### [WORK TO BE COMPLETED]
A complete answer includes every line below with the word "title".

### [DATA]
▼
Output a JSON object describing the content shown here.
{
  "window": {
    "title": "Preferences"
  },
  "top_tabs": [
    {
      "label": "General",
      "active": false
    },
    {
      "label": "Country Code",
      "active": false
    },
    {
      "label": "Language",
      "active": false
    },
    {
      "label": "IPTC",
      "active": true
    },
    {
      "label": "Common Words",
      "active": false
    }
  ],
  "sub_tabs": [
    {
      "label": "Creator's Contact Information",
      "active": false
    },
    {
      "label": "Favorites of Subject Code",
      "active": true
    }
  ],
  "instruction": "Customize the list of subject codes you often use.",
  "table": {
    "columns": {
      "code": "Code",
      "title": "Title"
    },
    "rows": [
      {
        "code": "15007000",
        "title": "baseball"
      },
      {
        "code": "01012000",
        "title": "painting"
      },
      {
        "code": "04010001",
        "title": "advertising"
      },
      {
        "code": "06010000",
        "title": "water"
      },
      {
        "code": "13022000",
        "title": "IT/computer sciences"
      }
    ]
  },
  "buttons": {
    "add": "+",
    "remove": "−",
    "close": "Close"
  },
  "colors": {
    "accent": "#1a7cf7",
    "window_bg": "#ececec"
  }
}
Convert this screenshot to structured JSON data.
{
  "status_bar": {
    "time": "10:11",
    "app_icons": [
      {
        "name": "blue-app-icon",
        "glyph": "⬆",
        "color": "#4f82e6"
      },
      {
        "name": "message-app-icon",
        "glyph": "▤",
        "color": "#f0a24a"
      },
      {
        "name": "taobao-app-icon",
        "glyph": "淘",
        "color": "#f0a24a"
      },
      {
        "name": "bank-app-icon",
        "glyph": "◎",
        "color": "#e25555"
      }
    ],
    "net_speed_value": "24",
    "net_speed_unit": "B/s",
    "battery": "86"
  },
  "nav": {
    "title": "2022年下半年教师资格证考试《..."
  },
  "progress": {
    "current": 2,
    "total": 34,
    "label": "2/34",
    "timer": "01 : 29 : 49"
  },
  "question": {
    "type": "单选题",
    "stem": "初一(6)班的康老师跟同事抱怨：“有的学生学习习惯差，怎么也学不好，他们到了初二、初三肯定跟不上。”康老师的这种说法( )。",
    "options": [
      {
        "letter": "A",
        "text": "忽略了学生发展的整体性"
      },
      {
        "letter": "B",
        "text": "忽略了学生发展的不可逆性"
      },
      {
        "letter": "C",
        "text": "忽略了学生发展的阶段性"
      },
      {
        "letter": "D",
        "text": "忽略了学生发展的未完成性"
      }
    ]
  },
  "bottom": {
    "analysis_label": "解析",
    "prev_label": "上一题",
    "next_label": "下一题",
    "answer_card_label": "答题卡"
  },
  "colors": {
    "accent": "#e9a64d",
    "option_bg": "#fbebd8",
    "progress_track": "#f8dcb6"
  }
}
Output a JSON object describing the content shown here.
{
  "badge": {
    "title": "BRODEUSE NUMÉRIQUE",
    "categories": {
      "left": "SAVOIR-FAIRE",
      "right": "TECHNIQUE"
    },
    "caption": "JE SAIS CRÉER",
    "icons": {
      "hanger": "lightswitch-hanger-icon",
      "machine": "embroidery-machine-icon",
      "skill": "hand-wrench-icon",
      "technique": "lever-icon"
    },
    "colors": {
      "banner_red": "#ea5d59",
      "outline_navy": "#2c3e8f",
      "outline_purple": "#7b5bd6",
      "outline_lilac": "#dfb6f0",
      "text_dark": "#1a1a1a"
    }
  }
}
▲
### [ANSWER TO THE PROBLEM]
    "title": "Preferences"
      "title": "Title"
        "title": "baseball"
        "title": "painting"
        "title": "advertising"
        "title": "water"
        "title": "IT/computer sciences"
    "title": "2022年下半年教师资格证考试《..."
    "title": "BRODEUSE NUMÉRIQUE",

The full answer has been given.